They found that flights were generally cheaper on seven-in-ten (79 out of 112) of the routes. On average, taking a train was twice the cost of flying, but the price difference was much more dramatic on some routes.
For example, travelling from Barcelona to London by train was ten times more expensive on average, and up to 30 times at short notice. Flying was consistently cheaper on all 12 of the UK routes in the study, including domestic routes between London and Scotland.
Barcelona-London: With three low-cost airlines offering tickets for as little as €12.99, train companies can’t compete. Shifting the 3.36 million annual flights to rail would save approximately 461,000 tons of harmful greenhouse gases – equivalent to the annual emissions of all the cars in Glasgow.
Bratislava-London: Taking the train to this popular party destination is almost eight times more costly on average, and up to 15 times at short notice. Airlines offer prices as low as €15.
The 12 routes that included cities in the UK were:
The overall climate impact of flying can be over 80 times worse than taking a train if the non-CO2 impacts of air travel (such as NOx and water vapours) are also factored in. Planes emit on average 4.84 times more greenhouse gas emissions than trains according to data from the European Environment Agency, which is a “conservatively low estimate”, says Greenpeace.
Airlines keep their prices artificially low because they pay no kerosene tax or VAT, and have even received a recent reduction in Air Passenger Duty in the UK. By contrast, train operators have to pay energy taxes, VAT and high rail tolls in most European countries – although no VAT in the UK. Some airlines also save on staffing costs by employing the legal minimum of employees on low pay and poor conditions.
Greenpeace says that many low-cost airlines offer transfer flights that are considerably cheaper than more direct rail connections but emit up to ten times as much greenhouse gas. “This climate-wrecking practice incentivises passengers to travel from London to Brussels via Denmark, for example, and from Manchester to Cologne via Dublin,” says Greenpeace.
In order to make rail more affordable than air transport, Greenpeace is calling for all short-haul flights to be banned where there is a reasonable rail alternative (as France has done), and for an end to subsidies for airlines and airports, starting with a phase out of tax exemptions for kerosene and a frequent flier levy. It also calls for European governments to introduce “climate tickets” – simple long-term tickets that are valid on all means of public transport in a country or region.

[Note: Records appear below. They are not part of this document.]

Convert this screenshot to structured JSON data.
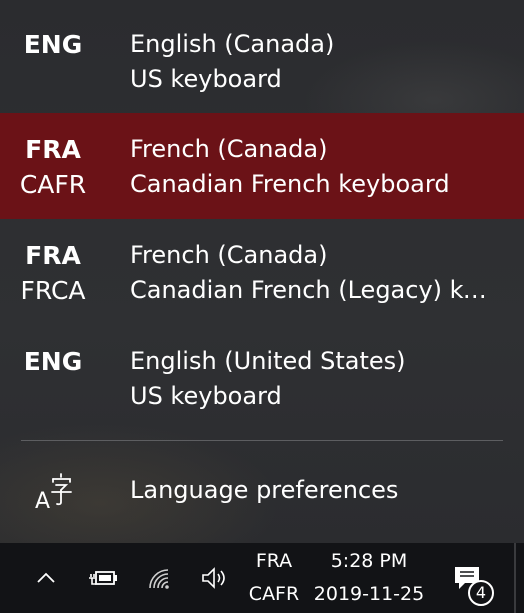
{
  "language_flyout": {
    "items": [
      {
        "code": "ENG",
        "sub_code": "",
        "language": "English (Canada)",
        "keyboard": "US keyboard",
        "selected": false
      },
      {
        "code": "FRA",
        "sub_code": "CAFR",
        "language": "French (Canada)",
        "keyboard": "Canadian French keyboard",
        "selected": true
      },
      {
        "code": "FRA",
        "sub_code": "FRCA",
        "language": "French (Canada)",
        "keyboard": "Canadian French (Legacy) ke...",
        "selected": false
      },
      {
        "code": "ENG",
        "sub_code": "",
        "language": "English (United States)",
        "keyboard": "US keyboard",
        "selected": false
      }
    ],
    "preferences_label": "Language preferences",
    "preferences_icon": "language-icon",
    "selected_color": "#6b1217"
  },
  "taskbar": {
    "icons": [
      "chevron-up-icon",
      "battery-icon",
      "wifi-icon",
      "volume-icon"
    ],
    "input_indicator": {
      "code": "FRA",
      "sub_code": "CAFR"
    },
    "clock": {
      "time": "5:28 PM",
      "date": "2019-11-25"
    },
    "notifications": {
      "icon": "action-center-icon",
      "count": "4"
    },
    "background_color": "#121316"
  }
}
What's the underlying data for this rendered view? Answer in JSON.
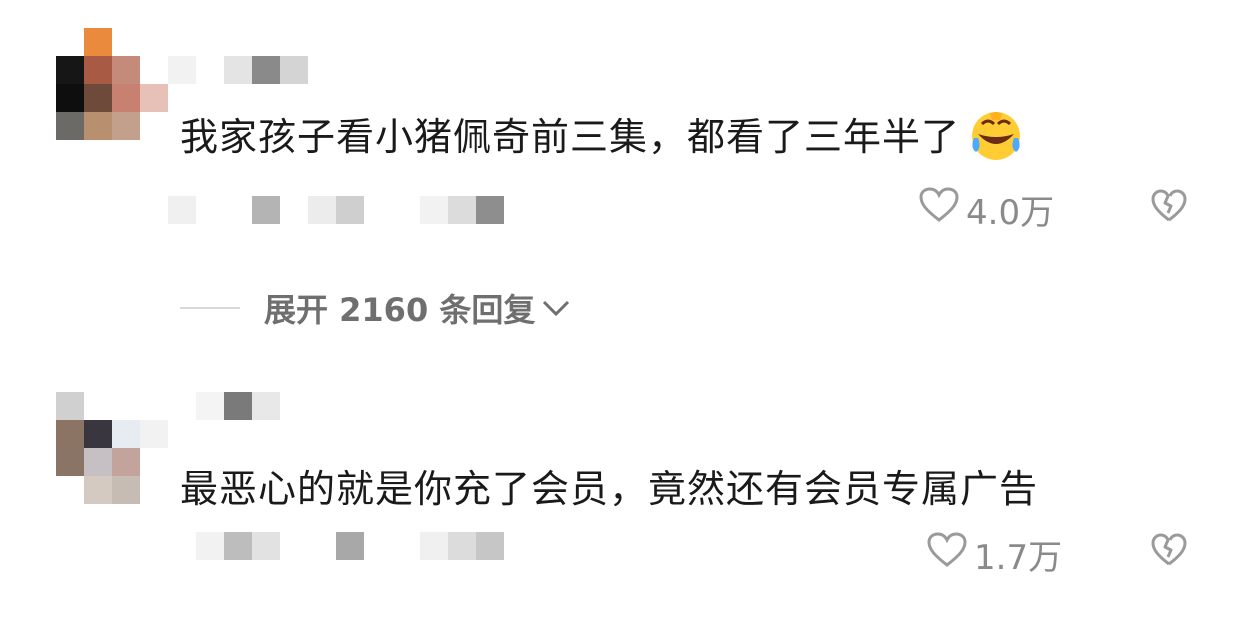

Doug Parr, Greenpeace UK’s director of policy, says: “As millions of Brits head off on their European breaks – many to areas that are being scorched by this historic heatwave – the twisted economics of the transport industry means they are being encouraged to keep throwing fuel on the climate inferno. Flying only looks like a bargain because the cost of pollution is so cheap. Low-cost airlines are paying negligible tax while imposing low wages and poor conditions on staff.”
Download the Greepeace report Ticket Prices of Planes Vs Trains: A Europe-wide Analysis. How low-cost carriers destroy the climate while their unfair and aggressive pricing strategies go unchecked.